_WORK ITEM_
Leaving nothing out, set down all the data exactly.

[Data about app and page elements]

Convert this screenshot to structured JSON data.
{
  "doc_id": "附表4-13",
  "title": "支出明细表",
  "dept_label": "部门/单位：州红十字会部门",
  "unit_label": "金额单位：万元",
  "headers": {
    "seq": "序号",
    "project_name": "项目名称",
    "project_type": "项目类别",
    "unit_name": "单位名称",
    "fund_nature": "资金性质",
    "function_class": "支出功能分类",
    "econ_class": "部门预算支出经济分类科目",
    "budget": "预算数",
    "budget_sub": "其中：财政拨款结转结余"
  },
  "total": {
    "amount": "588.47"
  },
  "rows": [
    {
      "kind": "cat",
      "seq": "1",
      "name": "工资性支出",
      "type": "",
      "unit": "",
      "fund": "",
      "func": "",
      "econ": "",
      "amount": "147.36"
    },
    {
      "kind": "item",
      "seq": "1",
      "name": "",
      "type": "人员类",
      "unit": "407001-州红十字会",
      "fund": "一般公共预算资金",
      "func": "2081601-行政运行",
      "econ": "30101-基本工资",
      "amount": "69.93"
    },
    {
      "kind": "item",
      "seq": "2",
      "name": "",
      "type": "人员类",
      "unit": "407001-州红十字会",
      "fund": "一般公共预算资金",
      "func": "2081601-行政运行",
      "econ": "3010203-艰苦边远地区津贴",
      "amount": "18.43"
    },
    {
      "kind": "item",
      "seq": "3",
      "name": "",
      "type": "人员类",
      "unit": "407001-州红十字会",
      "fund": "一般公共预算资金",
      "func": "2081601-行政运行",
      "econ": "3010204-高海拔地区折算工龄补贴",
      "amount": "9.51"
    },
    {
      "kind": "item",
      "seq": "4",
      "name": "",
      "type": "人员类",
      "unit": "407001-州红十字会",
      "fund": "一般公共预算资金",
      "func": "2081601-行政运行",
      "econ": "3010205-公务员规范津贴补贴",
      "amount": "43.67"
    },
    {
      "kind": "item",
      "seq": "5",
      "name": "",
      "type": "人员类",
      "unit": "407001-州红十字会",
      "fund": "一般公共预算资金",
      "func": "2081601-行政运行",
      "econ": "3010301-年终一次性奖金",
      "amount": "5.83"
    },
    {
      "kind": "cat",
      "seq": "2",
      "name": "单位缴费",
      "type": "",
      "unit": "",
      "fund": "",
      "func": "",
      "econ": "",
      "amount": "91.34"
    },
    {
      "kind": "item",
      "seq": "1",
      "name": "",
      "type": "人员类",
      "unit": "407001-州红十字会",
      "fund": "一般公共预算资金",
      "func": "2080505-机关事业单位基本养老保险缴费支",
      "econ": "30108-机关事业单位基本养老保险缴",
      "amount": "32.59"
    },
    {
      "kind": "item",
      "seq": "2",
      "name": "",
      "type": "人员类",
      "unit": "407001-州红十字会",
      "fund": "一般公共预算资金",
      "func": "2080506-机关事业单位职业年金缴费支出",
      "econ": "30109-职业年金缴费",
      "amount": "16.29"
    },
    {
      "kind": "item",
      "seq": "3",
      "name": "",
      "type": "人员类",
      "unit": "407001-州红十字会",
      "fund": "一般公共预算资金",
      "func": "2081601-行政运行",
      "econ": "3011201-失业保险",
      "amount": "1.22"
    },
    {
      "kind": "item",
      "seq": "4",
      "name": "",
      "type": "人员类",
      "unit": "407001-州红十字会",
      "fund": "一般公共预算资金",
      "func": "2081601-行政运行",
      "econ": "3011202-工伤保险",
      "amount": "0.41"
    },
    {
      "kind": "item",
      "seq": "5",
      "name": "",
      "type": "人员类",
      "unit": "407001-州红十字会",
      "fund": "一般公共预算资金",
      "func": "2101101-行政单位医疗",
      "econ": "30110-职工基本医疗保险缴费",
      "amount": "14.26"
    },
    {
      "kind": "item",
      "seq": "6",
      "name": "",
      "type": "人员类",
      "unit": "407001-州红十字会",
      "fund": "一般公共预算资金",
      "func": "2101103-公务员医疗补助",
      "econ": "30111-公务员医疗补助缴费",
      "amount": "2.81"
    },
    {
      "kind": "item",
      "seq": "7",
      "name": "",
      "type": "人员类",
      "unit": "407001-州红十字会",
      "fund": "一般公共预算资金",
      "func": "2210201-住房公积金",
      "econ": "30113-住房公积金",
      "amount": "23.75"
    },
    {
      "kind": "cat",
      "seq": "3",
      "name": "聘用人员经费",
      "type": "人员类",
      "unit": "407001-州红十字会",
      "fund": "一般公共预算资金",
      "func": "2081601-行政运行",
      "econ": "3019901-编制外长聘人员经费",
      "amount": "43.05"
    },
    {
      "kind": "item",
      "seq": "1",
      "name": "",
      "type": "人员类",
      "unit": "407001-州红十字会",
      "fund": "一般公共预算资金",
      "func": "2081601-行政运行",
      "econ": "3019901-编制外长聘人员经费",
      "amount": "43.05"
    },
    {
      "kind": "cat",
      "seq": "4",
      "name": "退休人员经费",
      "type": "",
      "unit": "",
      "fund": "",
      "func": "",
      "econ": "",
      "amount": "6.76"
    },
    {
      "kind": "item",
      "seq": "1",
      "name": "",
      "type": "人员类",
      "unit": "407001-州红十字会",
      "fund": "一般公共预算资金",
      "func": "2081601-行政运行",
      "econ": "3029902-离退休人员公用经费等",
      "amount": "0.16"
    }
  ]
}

_WRITTEN RESPONSE_
Convert this screenshot to structured JSON data.
{
  "doc_id": "附表4-13",
  "title": "支出明细表",
  "dept_label": "部门/单位：州红十字会部门",
  "unit_label": "金额单位：万元",
  "headers": {
    "seq": "序号",
    "project_name": "项目名称",
    "project_type": "项目类别",
    "unit_name": "单位名称",
    "fund_nature": "资金性质",
    "function_class": "支出功能分类",
    "econ_class": "部门预算支出经济分类科目",
    "budget": "预算数",
    "budget_sub": "其中：财政拨款结转结余"
  },
  "total": {
    "amount": "588.47"
  },
  "rows": [
    {
      "kind": "cat",
      "seq": "1",
      "name": "工资性支出",
      "type": "",
      "unit": "",
      "fund": "",
      "func": "",
      "econ": "",
      "amount": "147.36"
    },
    {
      "kind": "item",
      "seq": "1",
      "name": "",
      "type": "人员类",
      "unit": "407001-州红十字会",
      "fund": "一般公共预算资金",
      "func": "2081601-行政运行",
      "econ": "30101-基本工资",
      "amount": "69.93"
    },
    {
      "kind": "item",
      "seq": "2",
      "name": "",
      "type": "人员类",
      "unit": "407001-州红十字会",
      "fund": "一般公共预算资金",
      "func": "2081601-行政运行",
      "econ": "3010203-艰苦边远地区津贴",
      "amount": "18.43"
    },
    {
      "kind": "item",
      "seq": "3",
      "name": "",
      "type": "人员类",
      "unit": "407001-州红十字会",
      "fund": "一般公共预算资金",
      "func": "2081601-行政运行",
      "econ": "3010204-高海拔地区折算工龄补贴",
      "amount": "9.51"
    },
    {
      "kind": "item",
      "seq": "4",
      "name": "",
      "type": "人员类",
      "unit": "407001-州红十字会",
      "fund": "一般公共预算资金",
      "func": "2081601-行政运行",
      "econ": "3010205-公务员规范津贴补贴",
      "amount": "43.67"
    },
    {
      "kind": "item",
      "seq": "5",
      "name": "",
      "type": "人员类",
      "unit": "407001-州红十字会",
      "fund": "一般公共预算资金",
      "func": "2081601-行政运行",
      "econ": "3010301-年终一次性奖金",
      "amount": "5.83"
    },
    {
      "kind": "cat",
      "seq": "2",
      "name": "单位缴费",
      "type": "",
      "unit": "",
      "fund": "",
      "func": "",
      "econ": "",
      "amount": "91.34"
    },
    {
      "kind": "item",
      "seq": "1",
      "name": "",
      "type": "人员类",
      "unit": "407001-州红十字会",
      "fund": "一般公共预算资金",
      "func": "2080505-机关事业单位基本养老保险缴费支",
      "econ": "30108-机关事业单位基本养老保险缴",
      "amount": "32.59"
    },
    {
      "kind": "item",
      "seq": "2",
      "name": "",
      "type": "人员类",
      "unit": "407001-州红十字会",
      "fund": "一般公共预算资金",
      "func": "2080506-机关事业单位职业年金缴费支出",
      "econ": "30109-职业年金缴费",
      "amount": "16.29"
    },
    {
      "kind": "item",
      "seq": "3",
      "name": "",
      "type": "人员类",
      "unit": "407001-州红十字会",
      "fund": "一般公共预算资金",
      "func": "2081601-行政运行",
      "econ": "3011201-失业保险",
      "amount": "1.22"
    },
    {
      "kind": "item",
      "seq": "4",
      "name": "",
      "type": "人员类",
      "unit": "407001-州红十字会",
      "fund": "一般公共预算资金",
      "func": "2081601-行政运行",
      "econ": "3011202-工伤保险",
      "amount": "0.41"
    },
    {
      "kind": "item",
      "seq": "5",
      "name": "",
      "type": "人员类",
      "unit": "407001-州红十字会",
      "fund": "一般公共预算资金",
      "func": "2101101-行政单位医疗",
      "econ": "30110-职工基本医疗保险缴费",
      "amount": "14.26"
    },
    {
      "kind": "item",
      "seq": "6",
      "name": "",
      "type": "人员类",
      "unit": "407001-州红十字会",
      "fund": "一般公共预算资金",
      "func": "2101103-公务员医疗补助",
      "econ": "30111-公务员医疗补助缴费",
      "amount": "2.81"
    },
    {
      "kind": "item",
      "seq": "7",
      "name": "",
      "type": "人员类",
      "unit": "407001-州红十字会",
      "fund": "一般公共预算资金",
      "func": "2210201-住房公积金",
      "econ": "30113-住房公积金",
      "amount": "23.75"
    },
    {
      "kind": "cat",
      "seq": "3",
      "name": "聘用人员经费",
      "type": "人员类",
      "unit": "407001-州红十字会",
      "fund": "一般公共预算资金",
      "func": "2081601-行政运行",
      "econ": "3019901-编制外长聘人员经费",
      "amount": "43.05"
    },
    {
      "kind": "item",
      "seq": "1",
      "name": "",
      "type": "人员类",
      "unit": "407001-州红十字会",
      "fund": "一般公共预算资金",
      "func": "2081601-行政运行",
      "econ": "3019901-编制外长聘人员经费",
      "amount": "43.05"
    },
    {
      "kind": "cat",
      "seq": "4",
      "name": "退休人员经费",
      "type": "",
      "unit": "",
      "fund": "",
      "func": "",
      "econ": "",
      "amount": "6.76"
    },
    {
      "kind": "item",
      "seq": "1",
      "name": "",
      "type": "人员类",
      "unit": "407001-州红十字会",
      "fund": "一般公共预算资金",
      "func": "2081601-行政运行",
      "econ": "3029902-离退休人员公用经费等",
      "amount": "0.16"
    }
  ]
}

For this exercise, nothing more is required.